Joe: My CFL career was short lived and had few accolades. When I sit around having beers with my former teammates nearly every single one of them say that if they did it over, yoga practice would be one of a few things they would add to their training regiments.
The results are right there for them. A higher level of focus (in the zone as we say) and balance. It makes no difference what sport you’re in. Balance is huge. Physical strength is equally important, as is joint strength. Nearly every career ending injury is a joint injury. Our connective tissue needs to be built up as well. Yoga offers huge benefits to help this.
Mindfulness is another advantage. In that I mean listening to your body, being more attentive to pain and injury. The old adage "no pain no gain" is not true anymore. Yes, we need to push our limits in order to be challenged beyond our boundaries. We need to fall flat on our faces in the pits in order to obtain the strength to pull ourselves up and be the top 1%. It's through challenge and discomfort not pain where we grow and learn. Our bodies need time to heal and recover and a balanced yoga practice brings these things into your life.
When I started practicing yoga, I thought I needed to look and act a certain way. I almost felt as though if I didn't I was missing out on things and although in many ways I felt great, I also didn't feel true to myself. I think is important for our growth to be open to new things. To experience an "out of our comfort zone" level of activity, but also not force it. It has to be natural. I often say "don't search for it, let it come to you"

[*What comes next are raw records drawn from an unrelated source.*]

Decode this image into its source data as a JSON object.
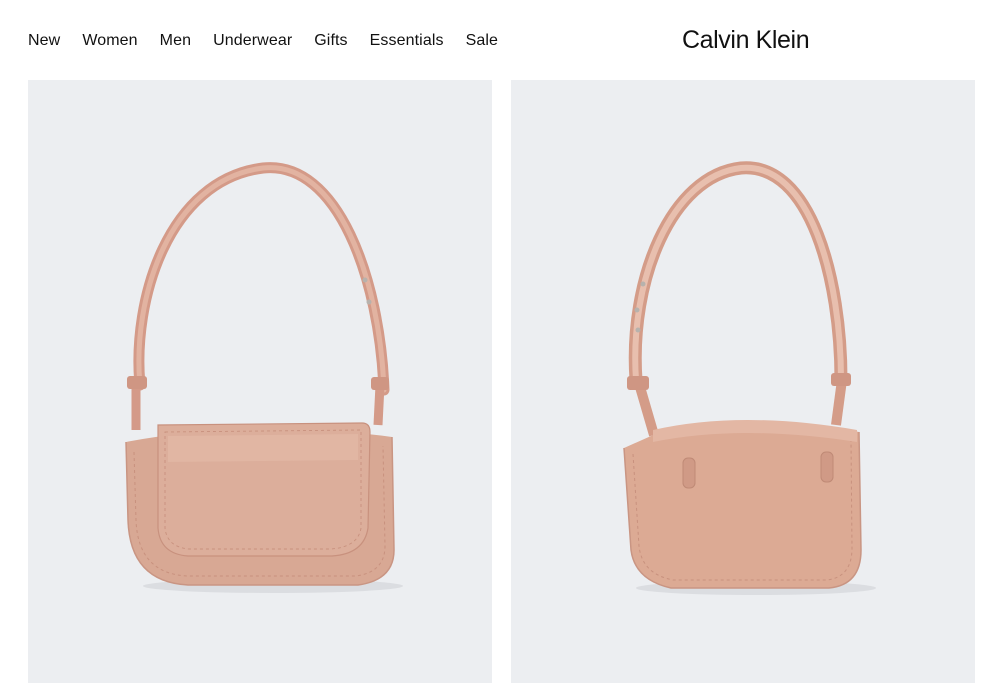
{
  "header": {
    "nav": [
      {
        "label": "New"
      },
      {
        "label": "Women"
      },
      {
        "label": "Men"
      },
      {
        "label": "Underwear"
      },
      {
        "label": "Gifts"
      },
      {
        "label": "Essentials"
      },
      {
        "label": "Sale"
      }
    ],
    "brand": "Calvin Klein"
  },
  "gallery": {
    "images": [
      {
        "view": "front",
        "color": "#d8a894"
      },
      {
        "view": "back",
        "color": "#dcaa94"
      }
    ],
    "background": "#eceef1"
  }
}
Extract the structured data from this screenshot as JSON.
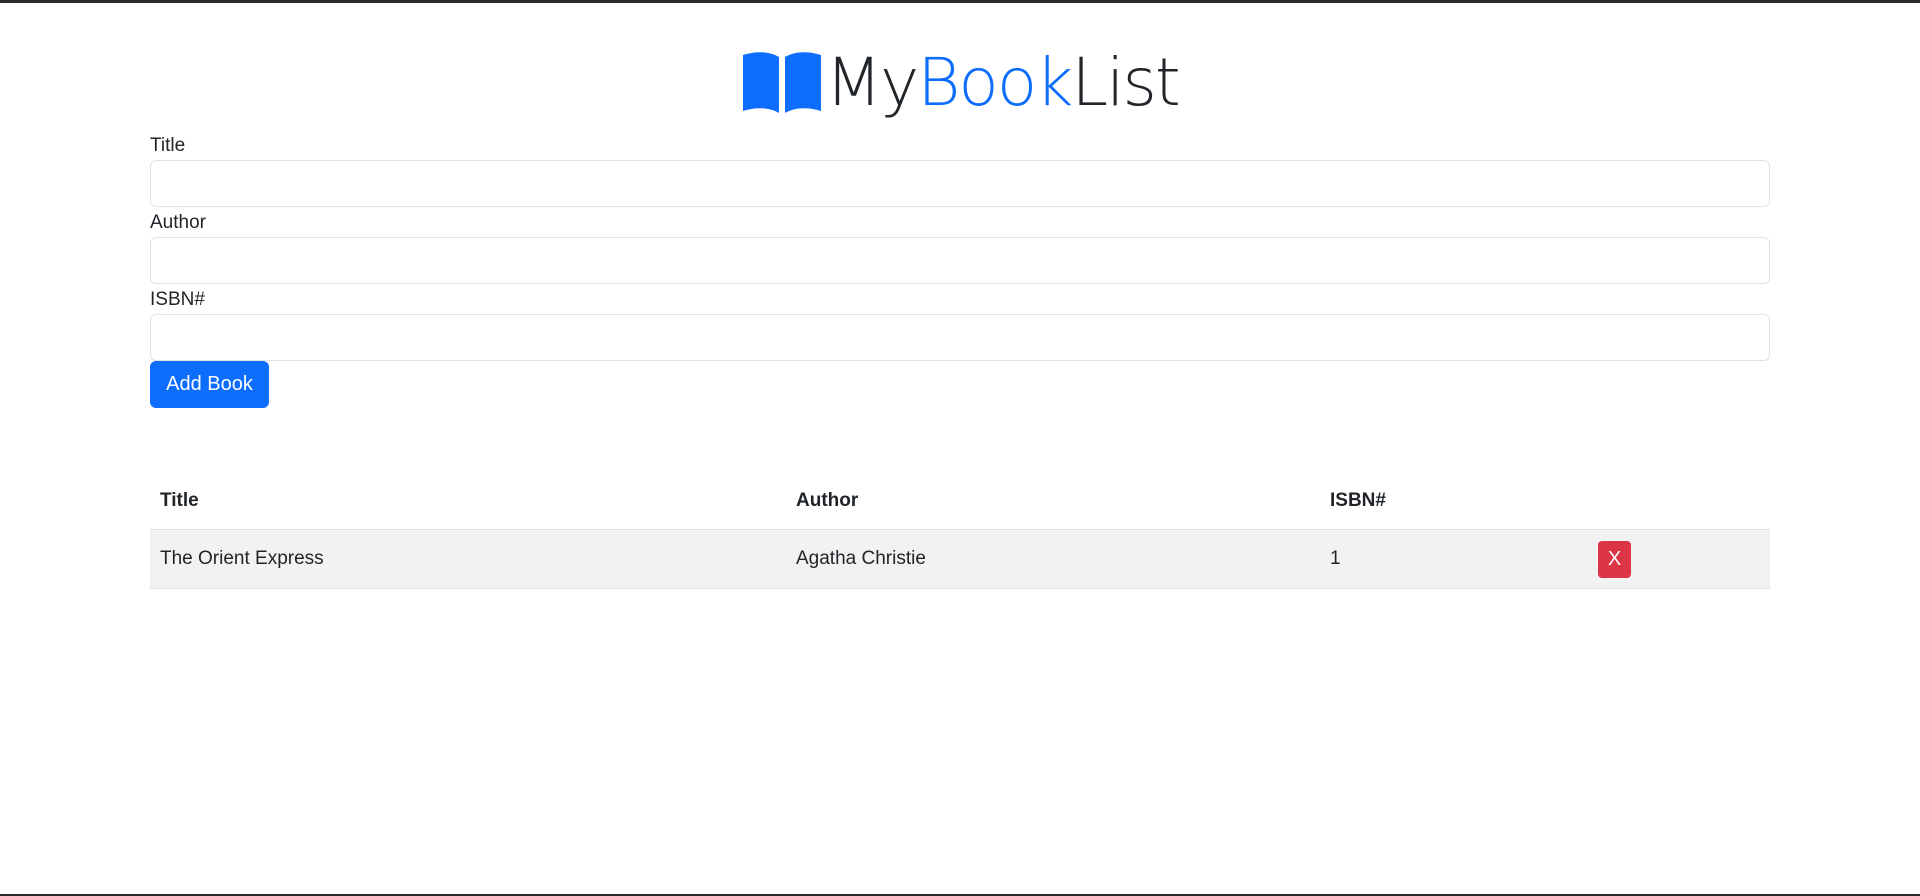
{
  "app": {
    "title_part1": "My",
    "title_part2": "Book",
    "title_part3": "List",
    "icon": "book-open-icon",
    "accent_color": "#0d6efd"
  },
  "form": {
    "title_label": "Title",
    "title_value": "",
    "author_label": "Author",
    "author_value": "",
    "isbn_label": "ISBN#",
    "isbn_value": "",
    "submit_label": "Add Book"
  },
  "table": {
    "headers": [
      "Title",
      "Author",
      "ISBN#"
    ],
    "rows": [
      {
        "title": "The Orient Express",
        "author": "Agatha Christie",
        "isbn": "1",
        "delete_label": "X"
      }
    ],
    "delete_color": "#dc3545"
  }
}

Be open to it and it will find you. Ask yourself what "it" is. You need to figure that out. It's different for all of us because we are all uniquely awesome in our own way. Cutting through all the smoke the bullshit as it were. Making it accessible to those who don't want the dogmatic esoteric angle, why do a pose that honours a Hindu god if you don't believe in Hindu gods? It's not a religion so why try and make it that. Be who you are!!!! If that's what you love then love it with all your heart. If you like drinking fresh raw juice or kombucha or maybe it's red wine and gin? Does it really matter in the end?
What makes you a better person? How can you become kinder and more compassionate? What makes your heart smile? What are you passionate about? That's what's important. I don't speak with an Indian Asian accent, I don't wear hemp clothing, no Mala beads, no crystal pendants no pictures of Ganesh in my living room. I find a balance between my corporate career as a business development manager for a heavy-duty drivetrain component distributor and rebuilder. I coach football and share yoga with football teams and all girls national level fastball teams, hockey schools and pro sports teams. I eat steak and drink alcohol. I love fresh greens and meditative prayer. There's F bombs in my class, inspiration in my words, experience in my teachings, sunshine in my smiles, warmth in my hugs, love in my heart. For all of that I feel pretty F’ing AWESOME
IN THE END ONLY 3 things matter:
How much you love
How gently you lived
And how gracefully you let go of things not meant for you.